worldwide to remove provisions that limit their ability to promote
browsers made by competitors such as Netscape. The contracts dictate
terms content providers must adhere to in order to be placed on
Microsoft's Active Channel Bar. Later in the month, the company
gives computer makers the option of shipping a version of Windows
98 that hides the controversial Active Channel Bar.
Turning up the political heat on Microsoft, conservatives Bob Dole
and Robert Bork announce a group--which includes players outside
the technology industry, as well as Redmond rivals Netscape and
Sun--to lobby against the software giant for allegedly anticompetitive
In federal appeals court, Microsoft continues to hold its ground
by arguing that in issuing a preliminary injunction separating the
company's Web browser from Windows 95, Judge Jackson overstepped
his legal authority. The Justice Department counters that the judge
had "inherent authority" to make his ruling. The three-judge
panel gives no indication as to when it might release a ruling.
In a surprise announcement, Texas's
attorney general, once a lead investigator, says he is rethinking
taking any antitrust action against Microsoft. The news follows lobbying
by Texas computer sellers who warn that a lawsuit could be bad for

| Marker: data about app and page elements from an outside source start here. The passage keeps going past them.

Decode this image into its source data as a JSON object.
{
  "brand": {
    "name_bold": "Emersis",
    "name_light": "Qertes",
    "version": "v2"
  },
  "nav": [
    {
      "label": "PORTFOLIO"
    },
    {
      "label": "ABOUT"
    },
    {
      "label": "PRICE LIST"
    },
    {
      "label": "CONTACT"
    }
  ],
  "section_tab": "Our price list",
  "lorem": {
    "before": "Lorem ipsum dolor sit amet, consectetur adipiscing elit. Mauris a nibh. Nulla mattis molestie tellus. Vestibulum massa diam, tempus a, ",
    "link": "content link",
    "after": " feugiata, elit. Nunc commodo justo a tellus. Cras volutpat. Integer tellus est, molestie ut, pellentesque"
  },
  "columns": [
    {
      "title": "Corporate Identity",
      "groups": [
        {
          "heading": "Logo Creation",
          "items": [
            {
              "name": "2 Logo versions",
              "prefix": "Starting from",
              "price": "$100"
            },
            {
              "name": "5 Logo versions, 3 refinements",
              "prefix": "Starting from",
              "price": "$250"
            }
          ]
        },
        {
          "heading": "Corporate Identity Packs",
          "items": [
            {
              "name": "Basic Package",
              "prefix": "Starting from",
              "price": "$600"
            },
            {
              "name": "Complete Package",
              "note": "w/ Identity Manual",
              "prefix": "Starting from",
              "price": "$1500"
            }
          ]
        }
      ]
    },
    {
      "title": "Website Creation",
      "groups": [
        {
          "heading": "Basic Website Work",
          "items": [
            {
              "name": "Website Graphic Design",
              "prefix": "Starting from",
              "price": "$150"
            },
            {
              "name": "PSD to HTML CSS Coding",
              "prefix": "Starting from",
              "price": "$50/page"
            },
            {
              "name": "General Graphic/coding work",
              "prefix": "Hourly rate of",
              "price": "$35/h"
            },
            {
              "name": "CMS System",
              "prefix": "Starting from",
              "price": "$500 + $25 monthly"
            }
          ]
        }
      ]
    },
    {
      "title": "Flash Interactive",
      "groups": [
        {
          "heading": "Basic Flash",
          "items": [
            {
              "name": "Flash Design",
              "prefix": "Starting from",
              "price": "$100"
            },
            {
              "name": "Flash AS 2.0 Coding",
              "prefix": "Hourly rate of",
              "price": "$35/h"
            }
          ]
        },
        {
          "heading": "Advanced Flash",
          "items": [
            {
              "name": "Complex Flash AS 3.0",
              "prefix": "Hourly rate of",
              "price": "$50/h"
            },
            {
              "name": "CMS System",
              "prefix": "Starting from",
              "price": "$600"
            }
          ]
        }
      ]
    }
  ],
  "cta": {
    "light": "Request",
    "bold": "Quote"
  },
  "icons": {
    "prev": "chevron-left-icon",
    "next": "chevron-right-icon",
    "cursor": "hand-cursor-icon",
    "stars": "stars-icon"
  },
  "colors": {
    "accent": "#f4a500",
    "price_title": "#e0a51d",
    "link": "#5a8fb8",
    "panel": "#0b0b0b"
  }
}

their businesses. Despite the lobbying efforts by Microsoft and its
allies, the Justice Department and 20 states file suit in federal
court in Washington. The two suits--one filed by the Justice Department
and the other filed by the states--largely take aim at alleged anticompetitive
actions by Microsoft against Netscape. Both suits also discuss Microsoft's
business practices, such as its plan to compete against Sun Microsystems'
Java programming language. The suits eventually are consolidated and
the trial is set for September 8.
A federal appeals court unanimously
overturns a lower court's order that had required Microsoft to offer
its Internet Explorer browser separately from Windows 95. The ruling
challenges a key legal theory that Microsoft is illegally tying
IE to Windows 98.
The government then increasingly emphasizes allegations extending
beyond the browser market. Both sides begin to wrangle about details
surrounding the case, including what evidence should be introduced
and when the trial should start. At the urging of both sides, the
judge delays start of trial--three times.
The government adds new allegations
concerning Java and other technologies that may threaten Microsoft,
including media software made by Apple Computer and instructions for
chips made by Intel. Microsoft accuses the government of trying to
"ambush" it weeks before trial is to start. Judge Jackson
denies Microsoft's motion to dismiss the case.
In a court filing, the government
says it intends to call two new witnesses: Sun cofounder James Gosling
and Apple software executive Avadis Tevanian. Microsoft repeatedly
criticizes the government for allegedly rewriting its original case.
The software giant asks for an additional delay in the trial and is
1998 to June 1999
Testimony phase of the landmark trial
Both sides present final oral arguments
and await the judge's first ruling. Those findings, while not a ruling,
could reveal the direction the judge is going and what conclusions
of law he might reach.